If I am being honest I am not exactly sure what slowed down equates to? Is my slow connection speed due to the hotel WIFI I am currently utilising or as a result of this cyber attack? Or is slowed down no more than a slight annoyance to most? Well it is definitely the latter if you are currently streaming movies through Netflix, who are allegedly experiencing problems as a result. Perhaps, as experts believe, this is only ‘the tip of the iceberg’ as the concern is that the attacks may escalate to levels that affect banking and e-mails services.
So how has this happened?

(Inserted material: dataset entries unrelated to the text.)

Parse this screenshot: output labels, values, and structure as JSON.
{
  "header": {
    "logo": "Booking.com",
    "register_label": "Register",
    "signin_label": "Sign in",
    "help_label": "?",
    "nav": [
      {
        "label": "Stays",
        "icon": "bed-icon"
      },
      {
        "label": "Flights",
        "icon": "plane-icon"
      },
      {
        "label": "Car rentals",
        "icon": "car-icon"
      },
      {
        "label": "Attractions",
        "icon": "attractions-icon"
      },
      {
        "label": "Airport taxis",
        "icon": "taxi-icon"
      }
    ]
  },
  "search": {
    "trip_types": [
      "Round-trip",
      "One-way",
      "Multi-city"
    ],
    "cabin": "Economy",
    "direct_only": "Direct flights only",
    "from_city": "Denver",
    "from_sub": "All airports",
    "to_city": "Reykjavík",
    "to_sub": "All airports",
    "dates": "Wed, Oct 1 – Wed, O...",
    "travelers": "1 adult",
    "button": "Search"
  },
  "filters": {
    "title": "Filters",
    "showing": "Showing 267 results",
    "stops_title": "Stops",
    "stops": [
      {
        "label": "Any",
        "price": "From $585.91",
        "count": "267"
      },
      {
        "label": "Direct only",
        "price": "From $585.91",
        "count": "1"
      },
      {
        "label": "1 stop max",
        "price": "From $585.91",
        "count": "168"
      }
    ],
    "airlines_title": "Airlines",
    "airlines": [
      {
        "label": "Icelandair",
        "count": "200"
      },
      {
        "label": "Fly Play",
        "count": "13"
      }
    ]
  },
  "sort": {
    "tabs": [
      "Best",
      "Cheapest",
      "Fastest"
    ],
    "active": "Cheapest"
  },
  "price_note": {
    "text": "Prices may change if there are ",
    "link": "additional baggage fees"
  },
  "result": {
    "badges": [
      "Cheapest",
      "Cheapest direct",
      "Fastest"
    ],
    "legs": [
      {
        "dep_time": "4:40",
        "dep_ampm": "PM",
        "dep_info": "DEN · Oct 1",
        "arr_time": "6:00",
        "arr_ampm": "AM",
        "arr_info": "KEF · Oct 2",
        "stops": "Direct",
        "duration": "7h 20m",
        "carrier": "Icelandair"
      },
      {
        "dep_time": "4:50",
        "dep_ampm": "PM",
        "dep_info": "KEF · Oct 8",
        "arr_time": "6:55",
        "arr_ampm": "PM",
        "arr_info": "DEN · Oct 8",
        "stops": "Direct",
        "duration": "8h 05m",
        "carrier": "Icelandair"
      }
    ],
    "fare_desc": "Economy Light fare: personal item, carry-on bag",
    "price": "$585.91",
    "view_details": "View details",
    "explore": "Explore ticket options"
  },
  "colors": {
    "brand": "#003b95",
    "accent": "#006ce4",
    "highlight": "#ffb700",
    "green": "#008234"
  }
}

It is reported that the cyber attacks are as a result of a disagreement between Spamhaus and Cyberbunker. With Spamhaus alleging that Cyberbunker, in cooperation with criminal gangs from Eastern Europe and Russia, are behind these Distributed Denial of Service (DDoS) attacks, which are being aimed at Spamhaus’s Domain Name Servers.Spamhaus an organisation based in London and Geneva which aims to help email providers filter out spam and other unwanted content and Cyberbunker a Dutch web hosting firm which has stated that it will host anything with the exception of child pornography or terrorism-related material. In order to filter out the spam and other unwanted content Spamhaus maintains a database of servers known to be used for malicious purposes and has recently added servers operated by Cyberbunker to this database. This action has angered Cyberbunker who claim that Spamhaus is abusing its position by deciding what is and is not shown on the internet.
Will the Internet remain up?
Steve Linford, chief executive for Spamhaus, told the BBC the scale of the attack was unprecedented "We've been under this cyber-attack for well over a week. But we're up - they haven't been able to knock us down. Our engineers are doing an immense job in keeping it up - the attack's power would be strong enough to take down government internet infrastructure”. "These attacks are peaking at 300 gb/s (gigabits per second). Normally when there are attacks against major banks, we're talking about 50 gb/s. They are targeting every part of the internet infrastructure that they feel can be brought down"
He added: "Spamhaus has more than 80 servers around the world. We've built the biggest DNS server around. We can't be brought down”. At the current levels the attacks are being defended albeit resulting in a slower service, however it remains to be seen the impact of any significant increase in the level, frequency or complexity of the attacks. Despite the optimism it is not inconceivable that the internet could go down or be taken offline to protect the national infrastructure of individual countries.
How might this affect your organisation?
That really will depend on the importance of the internet to your organisation. But if you are one of the organisations that has adopted cloud based computing then the consequences of no internet or a significant drop in the performance of the internet could range from inconvenience to catastrophic. The popularity of cloud based computing is increasing fast, with organisations not only storing data in the cloud but in some instances running their entire operations on cloud based technology. If you fall into this category the affects may be catastrophic as you could suddenly find that you have no or little access to your Customer and Prospect Data, CRM, Accounts, or phone systems (VOIP).
So what should you do?
The good news is; if you have got this far then the internet is still operational and you have time to face the fact that it is unlikely that you can do anything directly to influence the stability of the internet. There are however two actions you CAN do to ensure that you have some resilience to such attacks in the future:
Keeping on top of these simple management controls can make all the difference when it comes to keeping your organisation as resilient from external factors, such as this attack, both now and in the future.